▸ **Problem to work on**
In the listing below, how many lines contain "this"? Answer with the number alone.

▸ **Entries shown**

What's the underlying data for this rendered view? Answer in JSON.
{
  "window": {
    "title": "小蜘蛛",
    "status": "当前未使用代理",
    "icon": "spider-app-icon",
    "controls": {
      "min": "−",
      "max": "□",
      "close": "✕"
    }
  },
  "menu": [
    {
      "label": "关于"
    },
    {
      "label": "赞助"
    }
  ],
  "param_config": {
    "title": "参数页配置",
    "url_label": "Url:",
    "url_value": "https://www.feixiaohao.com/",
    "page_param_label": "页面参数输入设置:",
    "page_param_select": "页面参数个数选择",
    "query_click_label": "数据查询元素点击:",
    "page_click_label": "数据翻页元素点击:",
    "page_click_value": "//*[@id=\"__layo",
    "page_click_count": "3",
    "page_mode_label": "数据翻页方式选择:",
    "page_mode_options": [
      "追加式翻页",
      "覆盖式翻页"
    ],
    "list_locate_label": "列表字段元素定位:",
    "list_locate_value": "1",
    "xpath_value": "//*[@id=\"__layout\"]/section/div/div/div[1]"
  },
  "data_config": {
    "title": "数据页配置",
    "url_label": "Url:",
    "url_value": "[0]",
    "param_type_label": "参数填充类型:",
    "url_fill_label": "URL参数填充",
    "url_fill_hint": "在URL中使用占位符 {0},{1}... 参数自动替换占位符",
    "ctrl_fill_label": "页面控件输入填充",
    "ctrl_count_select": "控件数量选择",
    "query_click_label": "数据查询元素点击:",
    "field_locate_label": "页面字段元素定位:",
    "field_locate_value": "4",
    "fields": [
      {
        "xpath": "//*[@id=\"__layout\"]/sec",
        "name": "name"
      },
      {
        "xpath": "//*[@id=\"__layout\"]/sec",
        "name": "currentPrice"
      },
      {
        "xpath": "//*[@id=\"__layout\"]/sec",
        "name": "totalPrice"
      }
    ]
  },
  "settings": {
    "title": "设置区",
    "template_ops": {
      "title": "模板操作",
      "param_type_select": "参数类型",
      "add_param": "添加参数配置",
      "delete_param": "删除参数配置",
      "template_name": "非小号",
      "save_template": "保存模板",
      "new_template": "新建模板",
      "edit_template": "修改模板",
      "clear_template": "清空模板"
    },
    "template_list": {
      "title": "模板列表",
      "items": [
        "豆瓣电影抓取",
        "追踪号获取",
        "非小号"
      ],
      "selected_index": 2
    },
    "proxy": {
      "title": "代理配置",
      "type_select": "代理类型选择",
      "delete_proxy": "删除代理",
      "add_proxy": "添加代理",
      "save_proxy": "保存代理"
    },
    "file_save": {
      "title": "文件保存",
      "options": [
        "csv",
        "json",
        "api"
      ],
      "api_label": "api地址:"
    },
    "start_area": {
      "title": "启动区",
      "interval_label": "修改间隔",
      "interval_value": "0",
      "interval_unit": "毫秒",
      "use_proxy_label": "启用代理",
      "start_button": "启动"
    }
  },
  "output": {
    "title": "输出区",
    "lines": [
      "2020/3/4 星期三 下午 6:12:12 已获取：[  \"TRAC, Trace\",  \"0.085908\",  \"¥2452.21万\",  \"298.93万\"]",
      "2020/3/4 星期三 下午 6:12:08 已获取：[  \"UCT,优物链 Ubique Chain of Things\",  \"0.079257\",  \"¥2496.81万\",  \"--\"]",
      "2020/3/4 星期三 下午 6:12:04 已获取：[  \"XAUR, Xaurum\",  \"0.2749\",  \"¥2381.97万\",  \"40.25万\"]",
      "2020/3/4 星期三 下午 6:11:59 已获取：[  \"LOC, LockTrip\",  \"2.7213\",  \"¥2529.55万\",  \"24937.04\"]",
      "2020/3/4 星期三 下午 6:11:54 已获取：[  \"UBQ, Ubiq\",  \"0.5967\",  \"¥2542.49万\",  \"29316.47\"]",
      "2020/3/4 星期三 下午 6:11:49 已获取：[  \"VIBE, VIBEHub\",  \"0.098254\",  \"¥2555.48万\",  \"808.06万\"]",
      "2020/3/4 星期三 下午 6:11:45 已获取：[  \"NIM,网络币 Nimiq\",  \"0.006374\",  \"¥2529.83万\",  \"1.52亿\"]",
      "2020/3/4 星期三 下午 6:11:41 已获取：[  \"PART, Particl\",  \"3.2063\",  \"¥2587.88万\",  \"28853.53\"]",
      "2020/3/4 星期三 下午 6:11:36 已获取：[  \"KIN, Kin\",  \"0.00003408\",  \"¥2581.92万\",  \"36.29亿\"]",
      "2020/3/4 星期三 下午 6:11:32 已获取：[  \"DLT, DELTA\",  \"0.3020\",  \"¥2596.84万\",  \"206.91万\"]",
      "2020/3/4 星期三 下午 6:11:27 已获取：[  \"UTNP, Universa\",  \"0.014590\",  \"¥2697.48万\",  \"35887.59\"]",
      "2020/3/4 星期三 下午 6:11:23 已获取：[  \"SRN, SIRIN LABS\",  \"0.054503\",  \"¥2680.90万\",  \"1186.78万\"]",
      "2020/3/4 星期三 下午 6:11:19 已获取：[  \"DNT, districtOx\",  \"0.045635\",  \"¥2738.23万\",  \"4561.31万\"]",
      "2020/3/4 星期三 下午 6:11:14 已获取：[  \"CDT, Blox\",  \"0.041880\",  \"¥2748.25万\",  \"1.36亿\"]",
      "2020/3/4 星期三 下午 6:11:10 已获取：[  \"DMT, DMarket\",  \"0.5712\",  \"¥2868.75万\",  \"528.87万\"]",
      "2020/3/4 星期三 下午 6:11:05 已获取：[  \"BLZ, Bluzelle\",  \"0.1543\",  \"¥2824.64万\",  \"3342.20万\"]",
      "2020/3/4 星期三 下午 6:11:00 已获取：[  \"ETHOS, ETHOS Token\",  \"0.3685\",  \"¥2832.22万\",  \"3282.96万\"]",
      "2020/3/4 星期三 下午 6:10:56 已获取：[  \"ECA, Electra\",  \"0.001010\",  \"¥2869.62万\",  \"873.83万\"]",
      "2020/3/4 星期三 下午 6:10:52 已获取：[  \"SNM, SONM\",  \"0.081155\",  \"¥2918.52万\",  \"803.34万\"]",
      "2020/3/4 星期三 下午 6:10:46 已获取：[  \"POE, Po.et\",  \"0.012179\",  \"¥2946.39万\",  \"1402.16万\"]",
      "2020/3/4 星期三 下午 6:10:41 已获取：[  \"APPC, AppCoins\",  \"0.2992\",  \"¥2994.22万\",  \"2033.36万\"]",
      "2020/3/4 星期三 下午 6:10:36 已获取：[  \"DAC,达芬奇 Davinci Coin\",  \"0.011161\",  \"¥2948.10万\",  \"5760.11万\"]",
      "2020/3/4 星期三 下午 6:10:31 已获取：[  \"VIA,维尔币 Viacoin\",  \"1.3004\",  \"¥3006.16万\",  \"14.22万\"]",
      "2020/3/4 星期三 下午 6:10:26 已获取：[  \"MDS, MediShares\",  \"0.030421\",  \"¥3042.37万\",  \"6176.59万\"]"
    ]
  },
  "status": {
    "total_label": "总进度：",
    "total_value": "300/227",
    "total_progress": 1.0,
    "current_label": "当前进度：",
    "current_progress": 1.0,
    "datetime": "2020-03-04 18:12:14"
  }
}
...
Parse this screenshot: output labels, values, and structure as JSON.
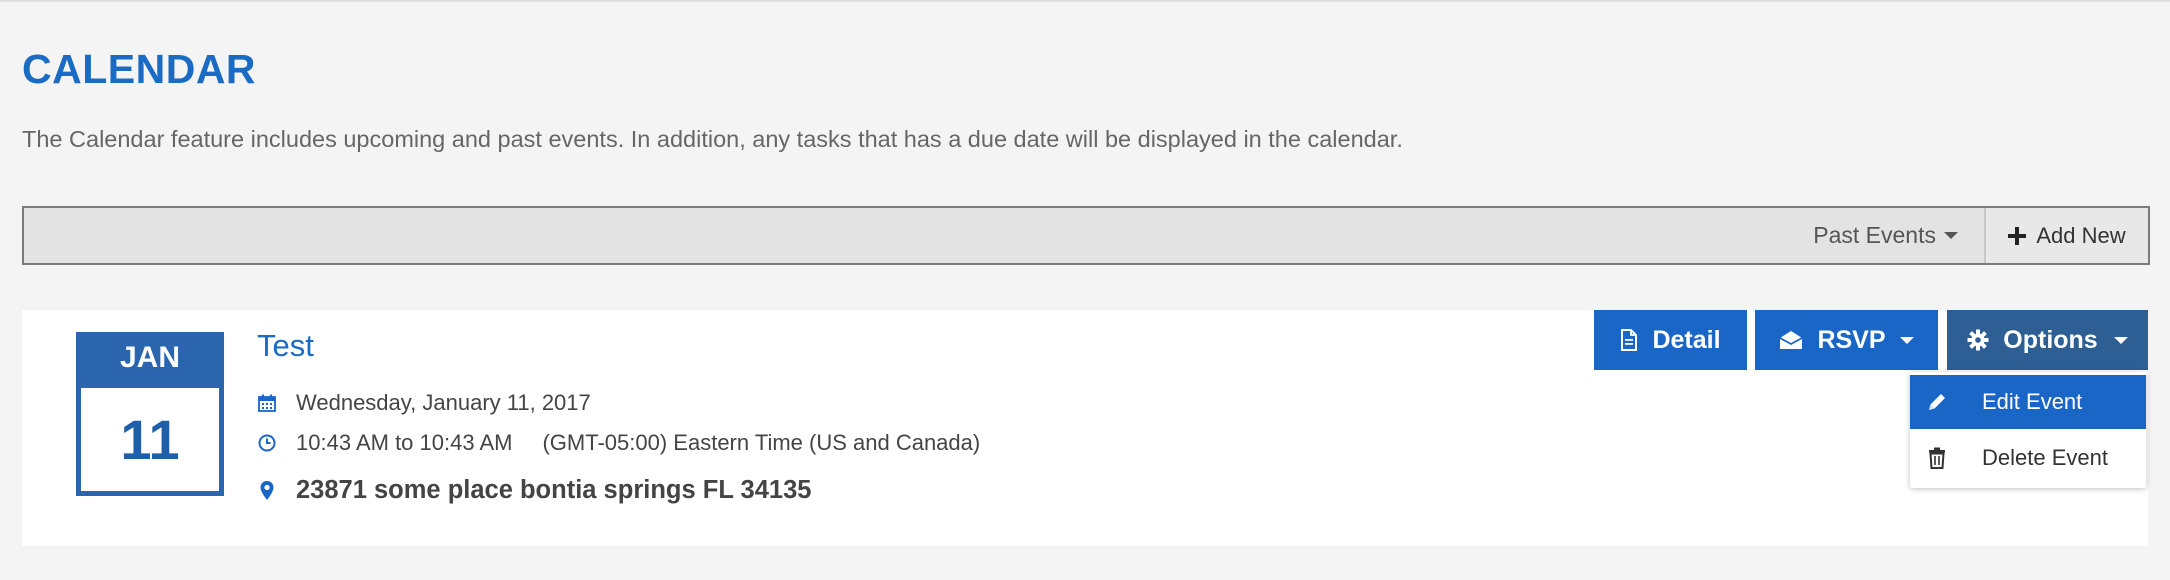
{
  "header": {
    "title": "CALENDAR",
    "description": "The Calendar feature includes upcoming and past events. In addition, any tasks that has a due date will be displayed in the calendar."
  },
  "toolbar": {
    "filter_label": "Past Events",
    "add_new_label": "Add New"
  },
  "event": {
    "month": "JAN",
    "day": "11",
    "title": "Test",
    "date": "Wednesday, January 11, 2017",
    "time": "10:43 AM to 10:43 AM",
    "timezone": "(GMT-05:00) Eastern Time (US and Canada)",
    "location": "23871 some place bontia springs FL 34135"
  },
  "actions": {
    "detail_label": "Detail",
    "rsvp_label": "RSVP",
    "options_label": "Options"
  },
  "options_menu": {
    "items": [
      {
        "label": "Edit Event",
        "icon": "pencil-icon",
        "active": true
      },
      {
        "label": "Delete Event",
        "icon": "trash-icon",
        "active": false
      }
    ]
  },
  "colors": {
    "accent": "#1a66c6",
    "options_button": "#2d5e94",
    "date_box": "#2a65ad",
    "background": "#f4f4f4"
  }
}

▸ **Your solution**
2